Every entry in the listing below has to be given again exactly.

Information

###

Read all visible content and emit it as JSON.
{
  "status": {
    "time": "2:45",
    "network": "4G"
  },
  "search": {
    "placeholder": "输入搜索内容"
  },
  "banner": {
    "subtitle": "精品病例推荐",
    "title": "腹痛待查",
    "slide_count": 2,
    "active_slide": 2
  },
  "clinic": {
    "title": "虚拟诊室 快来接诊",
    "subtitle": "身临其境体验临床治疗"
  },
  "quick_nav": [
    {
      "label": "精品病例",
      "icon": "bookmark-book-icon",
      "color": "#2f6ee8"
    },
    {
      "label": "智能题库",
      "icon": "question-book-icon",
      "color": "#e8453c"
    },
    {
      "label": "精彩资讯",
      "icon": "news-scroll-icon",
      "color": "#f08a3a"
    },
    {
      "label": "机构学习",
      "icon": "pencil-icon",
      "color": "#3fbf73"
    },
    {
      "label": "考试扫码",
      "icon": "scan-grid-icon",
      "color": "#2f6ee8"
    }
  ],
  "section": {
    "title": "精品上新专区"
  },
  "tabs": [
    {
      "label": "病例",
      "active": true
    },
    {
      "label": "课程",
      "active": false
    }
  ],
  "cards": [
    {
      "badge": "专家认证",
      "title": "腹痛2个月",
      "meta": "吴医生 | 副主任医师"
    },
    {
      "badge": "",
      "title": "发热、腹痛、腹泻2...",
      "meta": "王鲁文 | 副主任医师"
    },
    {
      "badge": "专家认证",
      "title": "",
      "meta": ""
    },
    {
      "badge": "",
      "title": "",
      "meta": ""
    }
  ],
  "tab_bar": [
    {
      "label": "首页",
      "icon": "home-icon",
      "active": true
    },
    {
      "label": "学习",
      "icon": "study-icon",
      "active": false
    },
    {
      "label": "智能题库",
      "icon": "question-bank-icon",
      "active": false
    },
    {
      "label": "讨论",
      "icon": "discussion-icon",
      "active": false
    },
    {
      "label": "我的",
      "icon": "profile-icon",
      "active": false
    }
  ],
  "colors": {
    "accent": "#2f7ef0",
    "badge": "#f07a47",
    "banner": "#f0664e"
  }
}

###

Answer below
Read all visible content and emit it as JSON.
{
  "status": {
    "time": "2:45",
    "network": "4G"
  },
  "search": {
    "placeholder": "输入搜索内容"
  },
  "banner": {
    "subtitle": "精品病例推荐",
    "title": "腹痛待查",
    "slide_count": 2,
    "active_slide": 2
  },
  "clinic": {
    "title": "虚拟诊室 快来接诊",
    "subtitle": "身临其境体验临床治疗"
  },
  "quick_nav": [
    {
      "label": "精品病例",
      "icon": "bookmark-book-icon",
      "color": "#2f6ee8"
    },
    {
      "label": "智能题库",
      "icon": "question-book-icon",
      "color": "#e8453c"
    },
    {
      "label": "精彩资讯",
      "icon": "news-scroll-icon",
      "color": "#f08a3a"
    },
    {
      "label": "机构学习",
      "icon": "pencil-icon",
      "color": "#3fbf73"
    },
    {
      "label": "考试扫码",
      "icon": "scan-grid-icon",
      "color": "#2f6ee8"
    }
  ],
  "section": {
    "title": "精品上新专区"
  },
  "tabs": [
    {
      "label": "病例",
      "active": true
    },
    {
      "label": "课程",
      "active": false
    }
  ],
  "cards": [
    {
      "badge": "专家认证",
      "title": "腹痛2个月",
      "meta": "吴医生 | 副主任医师"
    },
    {
      "badge": "",
      "title": "发热、腹痛、腹泻2...",
      "meta": "王鲁文 | 副主任医师"
    },
    {
      "badge": "专家认证",
      "title": "",
      "meta": ""
    },
    {
      "badge": "",
      "title": "",
      "meta": ""
    }
  ],
  "tab_bar": [
    {
      "label": "首页",
      "icon": "home-icon",
      "active": true
    },
    {
      "label": "学习",
      "icon": "study-icon",
      "active": false
    },
    {
      "label": "智能题库",
      "icon": "question-bank-icon",
      "active": false
    },
    {
      "label": "讨论",
      "icon": "discussion-icon",
      "active": false
    },
    {
      "label": "我的",
      "icon": "profile-icon",
      "active": false
    }
  ],
  "colors": {
    "accent": "#2f7ef0",
    "badge": "#f07a47",
    "banner": "#f0664e"
  }
}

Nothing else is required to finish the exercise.